One change in particular, a substitution of an amino acid that is involved in receptor binding, was particularly striking: not simply because it dramatically increased infectivity, but also because it was present in viruses that dominated the West African outbreak.
The studies threw up one more twist. Mutations that increased infectivity in human cells seemed to reduce the ability of the protein to mediate entry into cells obtained from fruit bat cells, which are thought to be the natural host for Ebola virus.
The unprecedented number of human to human transmissions that occurred during the recent Ebola virus outbreak gave the virus an opportunity to become adapted to humans and the study’s data suggests that this was an opportunity the virus didn’t miss.
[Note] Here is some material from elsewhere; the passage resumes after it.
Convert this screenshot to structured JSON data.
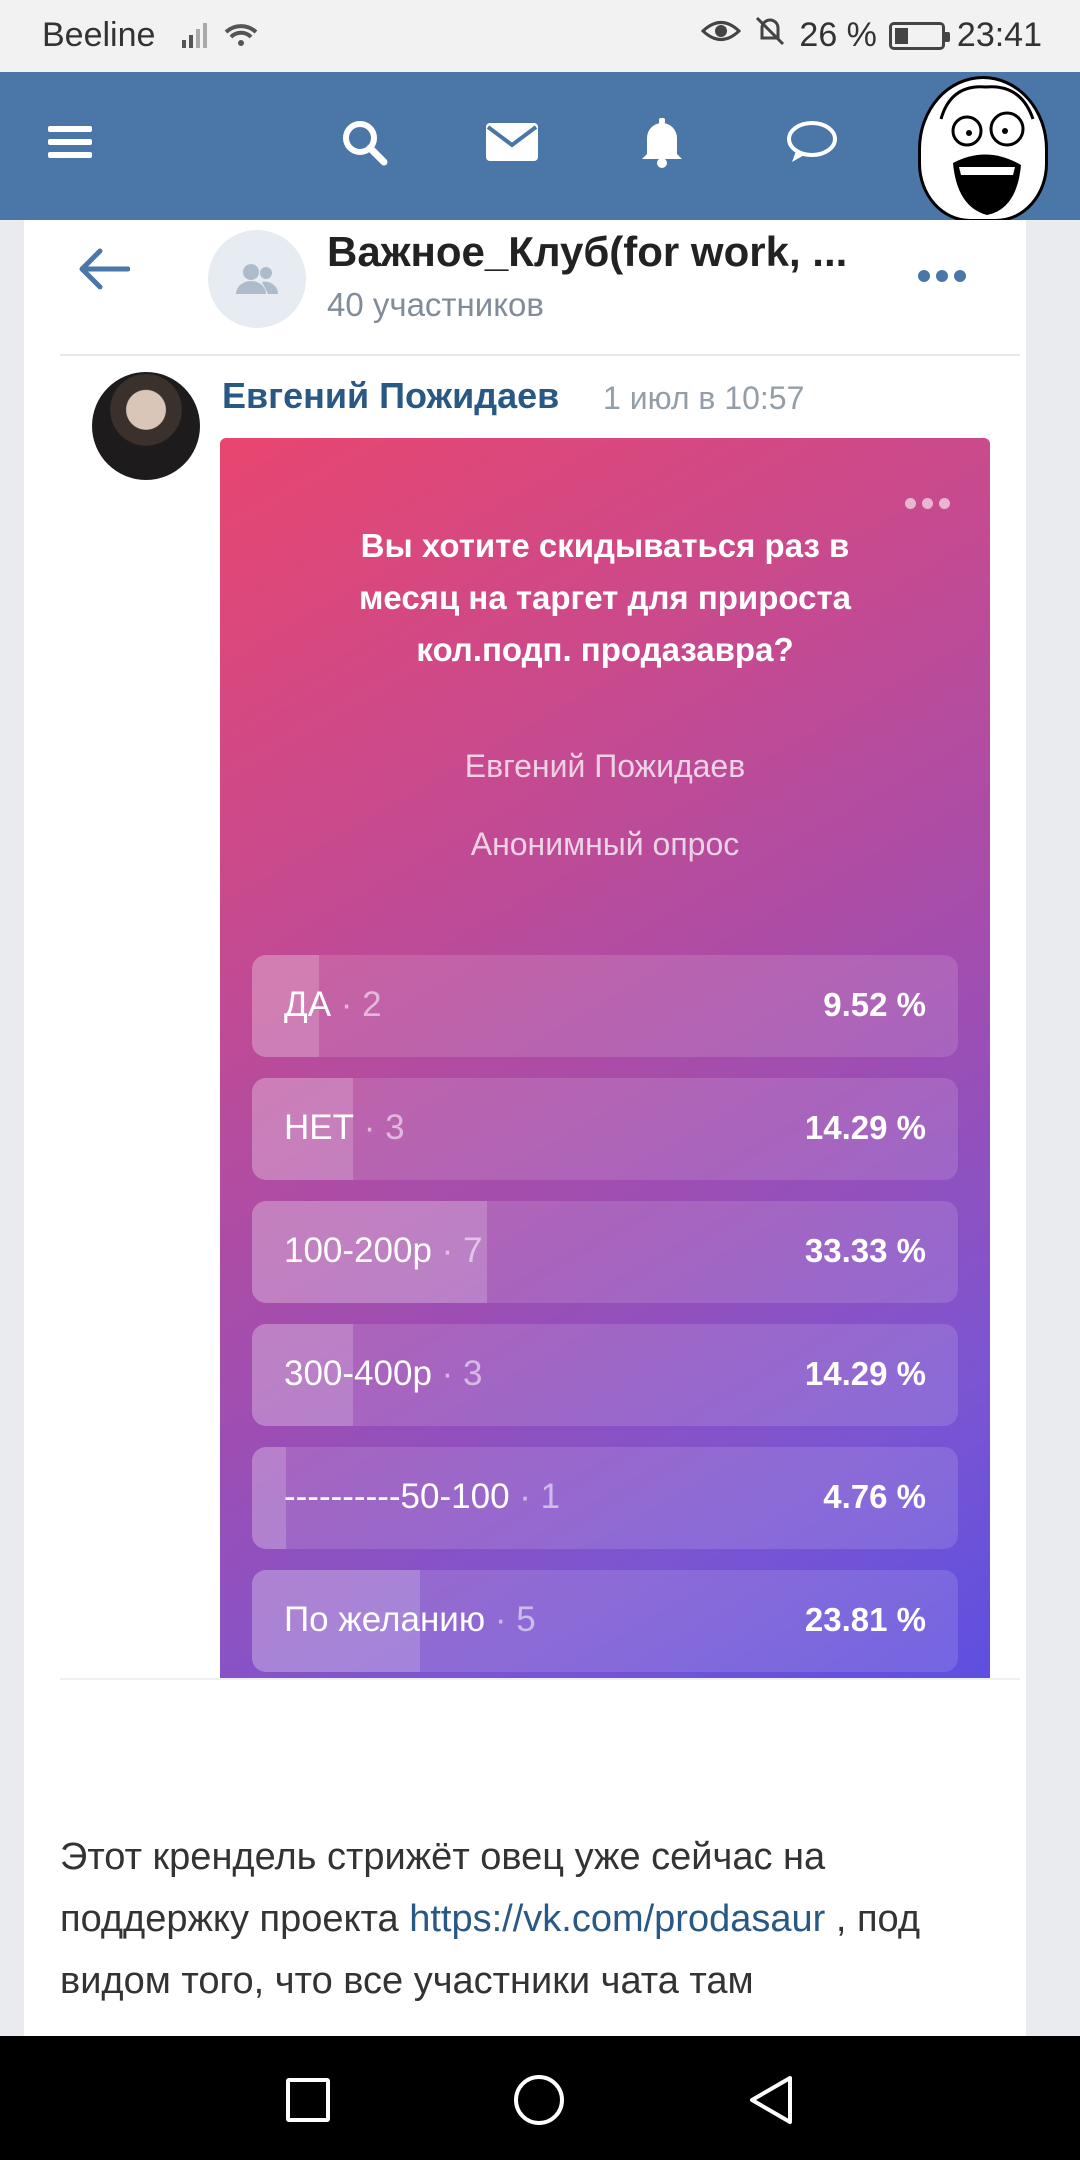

It’s not known for sure whether these changes affected the virus’s ability to transmit during the outbreak or were associated with more severe disease – further studies will be needed to try to determine that – but Prof Ball does think that the study has wider implications: “I think our study reminds us that if you take a virus and allow it to infect a new host for a considerable amount of time, eventually it may acquire a set of mutations that will benefit it, either increasing its ability to spread or changing the disease that it causes. In order to be prepared we need to know whether similar things are occurring in other outbreaks such as the ongoing Zika and MERS-coronavirus epidemics.”
The study involved a number of international collaborators including the NIHR Nottingham Digestive Diseases Biomedical Research Unit at The University of Nottingham; Institut Pasteur and CNRS in France; Institut Pasteur de Dakar in Senegal; Special Pathogens Program, National Microbiology Laboratory, Public Health Agency of Canada; Department of Medical Microbiology, Faculty of Medicine, University of Manitoba; Institute of Virology, University of Bonn Medical Center, Bonn, Germany; Marie Bashir Institute for Infectious Diseases and Biosecurity at The University of Sydney; Institut Pasteur, Département de Virologie, Unité de Virologie Structurale and CNRS UMR 3569 Virologie.
Funders for the research included the Medical Research Council and the Biotechnology and Biological Sciences Research Council (BBSRC).
Tags: MRC human health press release